Now that your successful surgery is complete, you may wonder what you can eat. The progression of intake, from nothing to regular foods again, is fairly straightforward. If you have surgery in a hospital or inpatient setting, your nurse and physician are responsible for advancing your diet. If the surgery is on an outpatient basis, it's good to be prepared with the appropriate post-surgical foods in your home.
Post-surgery, you'll probably begin with a clear liquid diet and progress to soft foods. Soft foods are generally considered those that can be swallowed without being chewed. Sherbet, puddings, soft eggs and overcooked pastas are considered soft foods. It's recommended that you start with a clear soft food, such as gelatin, and progress to an opaque soft food such as sherbet. Usually, your body will notify you if your appetite is moving too fast. If you become nauseated or bloated with gas, your body may need more time before advancing the diet. One more consideration when choosing a soft food is fat content. According to the National Institutes of Health, although they can be considered soft, foods high in fat content should be avoided because they can cause painful bloating and gas.
- Post-surgery, you'll probably begin with a clear liquid diet and progress to soft foods.
- If you become nauseated or bloated with gas, your body may need more time before advancing the diet.
Clear Soft Foods
Soft Diet List After Bowel Surgery

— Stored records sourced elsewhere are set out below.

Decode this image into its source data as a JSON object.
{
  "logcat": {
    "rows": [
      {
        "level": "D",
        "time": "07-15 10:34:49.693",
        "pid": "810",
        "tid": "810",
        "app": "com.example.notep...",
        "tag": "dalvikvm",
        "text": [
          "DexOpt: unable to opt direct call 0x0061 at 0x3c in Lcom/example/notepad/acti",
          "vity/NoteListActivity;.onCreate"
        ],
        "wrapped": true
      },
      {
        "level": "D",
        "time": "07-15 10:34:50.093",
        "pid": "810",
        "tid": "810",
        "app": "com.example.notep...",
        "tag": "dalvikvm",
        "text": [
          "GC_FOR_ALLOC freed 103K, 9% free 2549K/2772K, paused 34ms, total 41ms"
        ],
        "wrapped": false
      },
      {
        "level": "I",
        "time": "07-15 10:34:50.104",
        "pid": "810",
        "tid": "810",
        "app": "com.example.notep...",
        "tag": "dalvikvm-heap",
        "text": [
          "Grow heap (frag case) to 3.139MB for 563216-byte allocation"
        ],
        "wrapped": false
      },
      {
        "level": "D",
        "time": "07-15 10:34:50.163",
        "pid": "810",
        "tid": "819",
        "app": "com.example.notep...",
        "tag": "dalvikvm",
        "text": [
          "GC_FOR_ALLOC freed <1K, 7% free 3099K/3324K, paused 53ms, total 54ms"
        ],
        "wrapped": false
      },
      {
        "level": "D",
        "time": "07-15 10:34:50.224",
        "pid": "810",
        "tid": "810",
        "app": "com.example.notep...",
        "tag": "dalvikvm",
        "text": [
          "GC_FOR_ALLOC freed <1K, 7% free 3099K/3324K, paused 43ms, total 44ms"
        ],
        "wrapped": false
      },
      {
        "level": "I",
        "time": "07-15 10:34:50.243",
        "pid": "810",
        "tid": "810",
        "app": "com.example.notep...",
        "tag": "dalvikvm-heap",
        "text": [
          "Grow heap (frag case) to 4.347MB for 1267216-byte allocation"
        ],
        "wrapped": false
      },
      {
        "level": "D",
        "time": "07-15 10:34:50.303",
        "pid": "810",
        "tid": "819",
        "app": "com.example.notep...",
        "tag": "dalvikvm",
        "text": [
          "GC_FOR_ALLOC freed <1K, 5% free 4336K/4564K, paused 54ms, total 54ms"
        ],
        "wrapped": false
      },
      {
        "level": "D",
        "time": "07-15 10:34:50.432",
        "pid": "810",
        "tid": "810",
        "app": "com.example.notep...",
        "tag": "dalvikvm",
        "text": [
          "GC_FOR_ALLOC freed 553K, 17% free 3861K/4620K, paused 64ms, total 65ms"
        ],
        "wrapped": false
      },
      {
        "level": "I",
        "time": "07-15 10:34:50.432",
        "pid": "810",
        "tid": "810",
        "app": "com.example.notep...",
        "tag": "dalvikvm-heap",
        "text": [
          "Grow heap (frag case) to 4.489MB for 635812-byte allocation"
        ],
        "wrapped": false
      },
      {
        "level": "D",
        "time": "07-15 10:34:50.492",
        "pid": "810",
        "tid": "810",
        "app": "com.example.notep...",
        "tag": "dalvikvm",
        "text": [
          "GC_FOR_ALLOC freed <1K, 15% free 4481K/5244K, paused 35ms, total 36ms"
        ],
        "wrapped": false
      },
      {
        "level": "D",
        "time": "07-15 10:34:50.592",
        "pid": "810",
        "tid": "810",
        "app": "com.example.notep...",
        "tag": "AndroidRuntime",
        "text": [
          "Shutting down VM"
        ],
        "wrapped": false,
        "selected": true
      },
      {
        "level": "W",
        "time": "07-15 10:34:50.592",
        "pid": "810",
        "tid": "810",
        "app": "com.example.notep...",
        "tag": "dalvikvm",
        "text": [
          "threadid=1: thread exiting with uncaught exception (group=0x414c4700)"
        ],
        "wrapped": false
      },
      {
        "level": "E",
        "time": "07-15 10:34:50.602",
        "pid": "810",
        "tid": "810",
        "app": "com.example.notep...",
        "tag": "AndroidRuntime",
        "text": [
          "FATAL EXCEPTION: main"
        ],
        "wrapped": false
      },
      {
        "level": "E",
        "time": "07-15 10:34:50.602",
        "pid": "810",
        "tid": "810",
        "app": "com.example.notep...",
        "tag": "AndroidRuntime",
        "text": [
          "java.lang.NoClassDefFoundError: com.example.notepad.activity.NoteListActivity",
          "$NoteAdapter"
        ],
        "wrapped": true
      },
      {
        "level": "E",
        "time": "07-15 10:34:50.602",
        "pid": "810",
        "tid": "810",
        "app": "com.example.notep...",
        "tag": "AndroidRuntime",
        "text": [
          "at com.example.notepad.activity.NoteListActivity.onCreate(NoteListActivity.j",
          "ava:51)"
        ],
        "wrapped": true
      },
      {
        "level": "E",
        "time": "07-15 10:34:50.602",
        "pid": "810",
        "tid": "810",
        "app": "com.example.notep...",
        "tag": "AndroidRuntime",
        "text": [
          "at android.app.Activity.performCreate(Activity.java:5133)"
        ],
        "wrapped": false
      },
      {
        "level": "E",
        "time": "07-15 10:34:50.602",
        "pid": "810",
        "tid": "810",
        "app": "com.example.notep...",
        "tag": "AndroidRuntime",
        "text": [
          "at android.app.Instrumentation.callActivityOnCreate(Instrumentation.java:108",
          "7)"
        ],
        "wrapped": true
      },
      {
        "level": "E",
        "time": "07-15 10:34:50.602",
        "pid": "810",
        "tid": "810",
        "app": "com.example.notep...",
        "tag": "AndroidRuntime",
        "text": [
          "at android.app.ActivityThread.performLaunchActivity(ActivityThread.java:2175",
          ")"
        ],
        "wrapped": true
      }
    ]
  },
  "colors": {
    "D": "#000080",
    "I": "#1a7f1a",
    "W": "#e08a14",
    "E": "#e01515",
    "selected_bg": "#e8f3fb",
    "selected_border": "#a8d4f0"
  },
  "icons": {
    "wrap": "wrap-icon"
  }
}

The soft food diet can be broken into many different types, including clear soft, mechanical soft and thickened soft. A clear soft diet contains any items you can see through but do not have to chew. Gelatin and thickened broths are examples of clear soft foods. These items are easily digested and passed, causing no unnecessary post-surgical discomfort. Clear soft foods have another benefit of being low in fat content, so they don't stimulate excess gas production in bowels or trigger nausea. If your doctor has cleared diet progression, the next step will be a mechanical soft diet.
- The soft food diet can be broken into many different types, including clear soft, mechanical soft and thickened soft.
- Clear soft foods have another benefit of being low in fat content, so they don't stimulate excess gas production in bowels or trigger nausea.
Mechanical Soft Foods
The list of mechanical soft foods is only limited by your imagination. The National Institutes of Health offers meals suggestions and food ideas; however, the only set rule is that foods in this group do not require chewing. Some easy-to-prepare mechanical soft foods include ice creams, sherbets and milkshakes. A blended fruit smoothie is an excellent source of vitamins and can have protein powders added for extra nutritional value. Plain meatless stews and soft-boiled vegetables are also allowable. If these are well tolerated, you can get creative and eat tender pasta, milk toast, even scrambled eggs.
- The list of mechanical soft foods is only limited by your imagination.
- A blended fruit smoothie is an excellent source of vitamins and can have protein powders added for extra nutritional value.
Soft Diet List After Bowel Surgery
Difference Between Soft & Mechanical Soft Diet
Liquid Diet & Constipation
Diet After a Frenectomy
Bariatric Soft Diet
Food Permitted to Eat After Intestinal Surgery
Diet & Exercise Program for Gastric Sleeve Patients
Good Diet for Ileostomy Patients
Mechanical Soft Diet Guidelines
Foods That Help Your Braces Not to Hurt
- Memorial Sloan Kettering Cancer Center. Eating Guide for Puréed and Soft Mechanical Diet. Updated April 2018.
- McCullough G, Pelletier C, Steele C National dysphagia diet: what to swallow? ASHA Leader. November 4:16, 27. doi:10.1044/leader.FTR3.08202003.16
- Steele C, Abdulrahman Alsanei W, Ayanikalath S, et al. The Influence of food texture and liquid consistency modification on swallowing physiology and function: A systematic review. Dysphagia. 2015;30(1):2-26. doi:10.1007/s00455-014-9578-x
- Vanhauwaert E, Matthys C, Verdonck L, et al. Low-residue and low-fiber diets in gastrointestinal disease management. Adv Nutr. 2015;6(6):820-7. doi:10.3945/an.115.009688
As a bachelor's-prepared registered nurse with more than 15 years of diversified experience, Juliet Wilkinson innerves our health-conscious population through expert articles. She is a motivated professional who believes that preventive care is the first step towards health and well-being.